BEA, which has a $7.6 billion market value and is one of the last remaining family-run banks in Hong Kong, said on Monday it would carry out a strategic review of its share register business Tricor Holdings Ltd, of which it owns about 76 percent. The rest of that business is owned by NWS Holdings.
BEA has hired Goldman Sachs to conduct the review, a person familiar with the matter told Reuters. The source was not authorised to speak to the media about the matter. Goldman Sachs was not available for an immediate comment.
"The management team and the board remain committed to maximising shareholder value and believe that the best way to achieve this in the current environment is to focus on execution and improving the bank's business," the company said in a statement to the Hong Kong stock exchange.
Elliott, which is known for battles against corporate boards, responded by saying BEA's "future business and operational initiatives are too little, too late".
"Enough is enough, and the board should now move forward by starting an auction process to explore the possibility of a sale of BEA," the statement added.
BEA also reported a 16.8 percent drop in its full-year net profit of HK$5.64 billion ($724.6 million).
BEA shares closed up 2.4 percent, while the benchmark Hang Seng share index finished 3.3 percent higher.
BEA counts Spain's CaixaBank and Japan's Sumitomo Mitsui Financial Group Inc as its other top shareholders.

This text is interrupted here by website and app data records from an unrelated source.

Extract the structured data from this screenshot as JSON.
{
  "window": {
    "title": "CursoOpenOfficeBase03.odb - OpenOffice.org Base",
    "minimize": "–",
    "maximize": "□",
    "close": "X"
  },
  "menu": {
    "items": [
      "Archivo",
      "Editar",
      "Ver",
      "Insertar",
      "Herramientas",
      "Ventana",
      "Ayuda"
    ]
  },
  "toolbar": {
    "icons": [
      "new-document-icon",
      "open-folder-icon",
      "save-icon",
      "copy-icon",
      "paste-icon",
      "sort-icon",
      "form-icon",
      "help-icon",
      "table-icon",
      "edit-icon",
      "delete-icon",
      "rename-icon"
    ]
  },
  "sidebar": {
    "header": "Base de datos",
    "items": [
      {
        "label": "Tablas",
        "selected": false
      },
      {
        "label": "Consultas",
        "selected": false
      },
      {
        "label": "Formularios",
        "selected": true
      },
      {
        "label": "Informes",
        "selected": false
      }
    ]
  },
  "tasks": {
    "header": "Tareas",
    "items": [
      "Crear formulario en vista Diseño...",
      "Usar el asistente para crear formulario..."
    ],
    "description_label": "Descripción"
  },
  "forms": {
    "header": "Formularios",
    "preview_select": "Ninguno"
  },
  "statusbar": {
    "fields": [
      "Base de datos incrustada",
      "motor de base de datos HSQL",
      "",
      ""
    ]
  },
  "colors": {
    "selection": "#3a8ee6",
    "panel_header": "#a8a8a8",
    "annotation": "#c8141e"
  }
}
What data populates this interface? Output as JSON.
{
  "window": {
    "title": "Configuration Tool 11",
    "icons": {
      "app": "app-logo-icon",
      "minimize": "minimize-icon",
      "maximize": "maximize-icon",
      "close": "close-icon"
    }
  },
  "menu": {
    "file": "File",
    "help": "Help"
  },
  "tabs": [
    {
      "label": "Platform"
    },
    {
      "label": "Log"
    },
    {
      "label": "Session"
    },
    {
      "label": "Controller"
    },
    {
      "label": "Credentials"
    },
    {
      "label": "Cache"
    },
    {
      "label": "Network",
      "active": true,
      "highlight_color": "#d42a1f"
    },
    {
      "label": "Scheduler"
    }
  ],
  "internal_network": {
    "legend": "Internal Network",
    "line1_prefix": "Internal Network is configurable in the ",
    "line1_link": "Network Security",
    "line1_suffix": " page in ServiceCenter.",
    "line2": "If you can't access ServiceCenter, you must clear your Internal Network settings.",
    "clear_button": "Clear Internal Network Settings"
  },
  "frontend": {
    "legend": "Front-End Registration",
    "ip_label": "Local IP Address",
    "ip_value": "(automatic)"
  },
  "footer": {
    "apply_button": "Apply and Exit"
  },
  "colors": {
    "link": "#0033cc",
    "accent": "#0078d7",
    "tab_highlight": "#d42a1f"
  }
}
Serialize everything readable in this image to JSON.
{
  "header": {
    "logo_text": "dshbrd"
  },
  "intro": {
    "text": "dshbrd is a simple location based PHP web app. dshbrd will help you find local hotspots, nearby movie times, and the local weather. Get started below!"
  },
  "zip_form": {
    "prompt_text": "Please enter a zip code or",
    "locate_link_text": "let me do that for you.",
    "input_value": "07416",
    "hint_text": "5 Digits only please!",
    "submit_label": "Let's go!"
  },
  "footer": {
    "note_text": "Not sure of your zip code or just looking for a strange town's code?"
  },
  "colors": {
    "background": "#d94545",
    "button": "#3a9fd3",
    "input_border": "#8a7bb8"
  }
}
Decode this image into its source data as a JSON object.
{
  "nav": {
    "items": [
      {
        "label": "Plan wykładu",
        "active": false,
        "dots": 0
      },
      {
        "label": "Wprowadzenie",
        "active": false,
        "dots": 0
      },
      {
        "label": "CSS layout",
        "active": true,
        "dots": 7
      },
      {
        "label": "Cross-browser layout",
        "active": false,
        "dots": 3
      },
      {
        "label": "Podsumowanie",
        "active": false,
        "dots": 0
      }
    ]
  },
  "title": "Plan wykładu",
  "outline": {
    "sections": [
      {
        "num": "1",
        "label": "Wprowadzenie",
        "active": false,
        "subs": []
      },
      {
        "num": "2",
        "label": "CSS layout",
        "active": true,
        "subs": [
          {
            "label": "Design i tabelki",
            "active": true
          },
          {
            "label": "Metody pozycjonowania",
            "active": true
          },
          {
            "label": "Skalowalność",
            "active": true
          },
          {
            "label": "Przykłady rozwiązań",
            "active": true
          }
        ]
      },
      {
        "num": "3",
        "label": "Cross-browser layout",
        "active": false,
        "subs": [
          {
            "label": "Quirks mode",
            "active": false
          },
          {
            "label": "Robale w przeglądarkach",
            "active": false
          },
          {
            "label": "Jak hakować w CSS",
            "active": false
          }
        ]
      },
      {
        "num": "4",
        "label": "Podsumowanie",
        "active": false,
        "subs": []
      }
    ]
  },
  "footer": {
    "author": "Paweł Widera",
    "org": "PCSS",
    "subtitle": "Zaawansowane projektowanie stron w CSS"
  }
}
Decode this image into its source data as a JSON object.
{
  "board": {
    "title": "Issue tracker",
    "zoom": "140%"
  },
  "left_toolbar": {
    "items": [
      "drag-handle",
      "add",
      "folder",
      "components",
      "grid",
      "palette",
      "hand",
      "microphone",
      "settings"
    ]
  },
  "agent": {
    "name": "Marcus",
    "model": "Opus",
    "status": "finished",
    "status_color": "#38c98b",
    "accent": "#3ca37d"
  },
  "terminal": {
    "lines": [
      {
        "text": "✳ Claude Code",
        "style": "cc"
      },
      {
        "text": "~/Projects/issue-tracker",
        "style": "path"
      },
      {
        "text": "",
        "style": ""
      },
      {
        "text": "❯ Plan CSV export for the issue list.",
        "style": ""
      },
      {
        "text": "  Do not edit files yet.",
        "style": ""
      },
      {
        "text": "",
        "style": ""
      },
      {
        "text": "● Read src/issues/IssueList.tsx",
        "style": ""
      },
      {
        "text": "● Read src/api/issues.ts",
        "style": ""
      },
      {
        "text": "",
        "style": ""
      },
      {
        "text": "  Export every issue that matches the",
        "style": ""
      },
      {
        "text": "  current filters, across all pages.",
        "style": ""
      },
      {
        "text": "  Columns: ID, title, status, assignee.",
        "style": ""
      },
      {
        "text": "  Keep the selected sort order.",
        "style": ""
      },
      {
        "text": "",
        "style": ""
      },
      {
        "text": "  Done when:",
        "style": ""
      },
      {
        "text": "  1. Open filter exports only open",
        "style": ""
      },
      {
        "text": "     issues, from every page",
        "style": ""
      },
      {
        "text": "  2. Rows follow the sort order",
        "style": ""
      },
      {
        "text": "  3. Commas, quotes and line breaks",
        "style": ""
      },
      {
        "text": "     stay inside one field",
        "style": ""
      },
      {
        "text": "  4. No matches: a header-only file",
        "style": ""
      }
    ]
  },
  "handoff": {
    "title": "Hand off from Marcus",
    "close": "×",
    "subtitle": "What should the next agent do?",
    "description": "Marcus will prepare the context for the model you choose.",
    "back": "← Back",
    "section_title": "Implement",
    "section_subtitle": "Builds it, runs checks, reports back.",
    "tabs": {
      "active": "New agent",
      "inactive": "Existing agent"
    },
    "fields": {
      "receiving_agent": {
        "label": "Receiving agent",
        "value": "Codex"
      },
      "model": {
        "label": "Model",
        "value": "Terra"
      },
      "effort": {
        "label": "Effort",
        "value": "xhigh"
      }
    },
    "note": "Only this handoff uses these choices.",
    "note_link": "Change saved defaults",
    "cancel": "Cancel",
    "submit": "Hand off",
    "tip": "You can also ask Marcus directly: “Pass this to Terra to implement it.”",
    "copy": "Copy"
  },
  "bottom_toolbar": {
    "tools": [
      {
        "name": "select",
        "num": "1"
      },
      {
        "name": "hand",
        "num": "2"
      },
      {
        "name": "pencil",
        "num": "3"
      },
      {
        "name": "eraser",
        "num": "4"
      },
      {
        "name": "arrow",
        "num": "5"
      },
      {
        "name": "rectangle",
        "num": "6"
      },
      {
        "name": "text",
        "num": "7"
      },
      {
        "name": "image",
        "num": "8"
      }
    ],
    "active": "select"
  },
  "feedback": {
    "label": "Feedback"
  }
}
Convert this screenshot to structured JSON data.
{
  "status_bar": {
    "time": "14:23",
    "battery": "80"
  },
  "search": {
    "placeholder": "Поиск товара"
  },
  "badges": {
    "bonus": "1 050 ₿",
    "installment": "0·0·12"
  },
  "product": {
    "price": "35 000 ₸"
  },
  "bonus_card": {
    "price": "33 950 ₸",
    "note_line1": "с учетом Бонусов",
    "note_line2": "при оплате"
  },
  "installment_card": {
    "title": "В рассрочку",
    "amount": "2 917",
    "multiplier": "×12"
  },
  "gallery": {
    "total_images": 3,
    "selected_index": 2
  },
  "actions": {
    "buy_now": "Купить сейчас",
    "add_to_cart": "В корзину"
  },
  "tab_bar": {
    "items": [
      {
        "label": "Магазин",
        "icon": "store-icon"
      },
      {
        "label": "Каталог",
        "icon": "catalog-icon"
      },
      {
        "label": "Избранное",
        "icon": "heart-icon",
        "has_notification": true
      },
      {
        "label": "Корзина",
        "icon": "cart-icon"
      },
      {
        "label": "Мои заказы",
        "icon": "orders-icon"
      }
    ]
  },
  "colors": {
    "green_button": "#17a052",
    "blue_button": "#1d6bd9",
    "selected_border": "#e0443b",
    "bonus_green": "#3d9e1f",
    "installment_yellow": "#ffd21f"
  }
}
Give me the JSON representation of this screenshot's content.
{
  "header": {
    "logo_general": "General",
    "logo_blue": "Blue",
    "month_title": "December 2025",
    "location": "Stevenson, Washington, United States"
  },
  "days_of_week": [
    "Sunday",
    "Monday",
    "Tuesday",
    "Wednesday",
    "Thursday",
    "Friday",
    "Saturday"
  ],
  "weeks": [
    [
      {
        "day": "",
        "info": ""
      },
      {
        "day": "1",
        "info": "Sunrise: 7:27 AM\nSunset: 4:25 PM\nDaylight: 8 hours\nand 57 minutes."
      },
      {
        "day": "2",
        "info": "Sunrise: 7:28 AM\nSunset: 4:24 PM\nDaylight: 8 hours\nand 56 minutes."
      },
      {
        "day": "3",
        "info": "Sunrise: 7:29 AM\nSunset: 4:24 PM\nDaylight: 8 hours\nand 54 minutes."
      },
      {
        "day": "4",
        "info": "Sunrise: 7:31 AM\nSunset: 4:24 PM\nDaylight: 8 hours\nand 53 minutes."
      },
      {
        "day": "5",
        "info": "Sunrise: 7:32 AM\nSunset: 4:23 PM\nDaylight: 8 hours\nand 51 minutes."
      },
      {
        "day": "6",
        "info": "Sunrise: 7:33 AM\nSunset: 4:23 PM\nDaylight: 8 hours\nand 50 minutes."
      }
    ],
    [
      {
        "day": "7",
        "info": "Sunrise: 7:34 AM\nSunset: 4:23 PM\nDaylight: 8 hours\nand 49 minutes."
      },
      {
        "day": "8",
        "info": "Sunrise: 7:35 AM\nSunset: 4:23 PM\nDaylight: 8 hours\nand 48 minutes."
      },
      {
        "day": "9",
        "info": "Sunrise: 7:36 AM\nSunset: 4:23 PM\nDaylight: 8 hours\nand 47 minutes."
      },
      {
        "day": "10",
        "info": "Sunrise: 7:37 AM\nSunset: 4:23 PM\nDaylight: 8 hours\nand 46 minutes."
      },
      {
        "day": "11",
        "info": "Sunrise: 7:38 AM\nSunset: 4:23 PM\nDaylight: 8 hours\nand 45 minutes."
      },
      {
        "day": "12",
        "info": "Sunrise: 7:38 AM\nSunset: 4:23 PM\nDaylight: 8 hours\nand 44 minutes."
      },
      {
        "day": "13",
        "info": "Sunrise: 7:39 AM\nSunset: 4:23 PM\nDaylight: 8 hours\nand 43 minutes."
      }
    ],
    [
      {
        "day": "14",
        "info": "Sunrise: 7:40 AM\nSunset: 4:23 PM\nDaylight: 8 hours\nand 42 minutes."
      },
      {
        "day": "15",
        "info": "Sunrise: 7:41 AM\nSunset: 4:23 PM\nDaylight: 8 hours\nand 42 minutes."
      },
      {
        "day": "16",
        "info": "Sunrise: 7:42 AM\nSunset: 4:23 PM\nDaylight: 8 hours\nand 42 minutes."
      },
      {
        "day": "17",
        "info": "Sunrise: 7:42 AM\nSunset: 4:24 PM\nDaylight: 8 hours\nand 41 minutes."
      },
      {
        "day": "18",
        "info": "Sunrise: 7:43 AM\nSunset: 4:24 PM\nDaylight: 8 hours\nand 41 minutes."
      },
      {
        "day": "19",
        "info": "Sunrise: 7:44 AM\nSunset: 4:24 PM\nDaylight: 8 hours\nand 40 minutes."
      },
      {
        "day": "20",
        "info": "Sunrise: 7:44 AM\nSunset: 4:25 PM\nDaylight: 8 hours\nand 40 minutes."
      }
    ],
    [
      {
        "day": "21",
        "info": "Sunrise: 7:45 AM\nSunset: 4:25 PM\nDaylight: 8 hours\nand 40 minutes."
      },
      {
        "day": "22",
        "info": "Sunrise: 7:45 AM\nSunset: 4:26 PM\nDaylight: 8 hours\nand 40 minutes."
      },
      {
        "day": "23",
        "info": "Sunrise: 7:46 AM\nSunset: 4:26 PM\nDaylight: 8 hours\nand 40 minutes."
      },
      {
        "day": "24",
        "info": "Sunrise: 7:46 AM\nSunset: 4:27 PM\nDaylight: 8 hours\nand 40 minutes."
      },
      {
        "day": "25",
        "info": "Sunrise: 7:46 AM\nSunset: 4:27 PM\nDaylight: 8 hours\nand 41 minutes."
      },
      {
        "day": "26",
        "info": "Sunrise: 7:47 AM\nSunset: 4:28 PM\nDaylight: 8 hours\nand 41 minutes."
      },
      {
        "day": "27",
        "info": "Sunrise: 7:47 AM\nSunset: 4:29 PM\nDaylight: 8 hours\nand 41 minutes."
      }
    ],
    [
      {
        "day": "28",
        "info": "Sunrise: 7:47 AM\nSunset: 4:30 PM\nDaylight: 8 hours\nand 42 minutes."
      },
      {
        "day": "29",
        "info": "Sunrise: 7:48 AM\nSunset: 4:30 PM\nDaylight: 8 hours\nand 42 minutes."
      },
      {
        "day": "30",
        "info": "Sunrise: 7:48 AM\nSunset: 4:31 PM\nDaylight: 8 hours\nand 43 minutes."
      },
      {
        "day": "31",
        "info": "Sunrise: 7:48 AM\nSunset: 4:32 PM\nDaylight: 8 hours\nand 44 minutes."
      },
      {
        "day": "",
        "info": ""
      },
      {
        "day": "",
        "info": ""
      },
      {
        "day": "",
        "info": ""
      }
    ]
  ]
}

($1 = 7.7840 Hong Kong dollars) (Reporting by Denny Thomas; Editing by Miral Fahmy and Susan Thomas)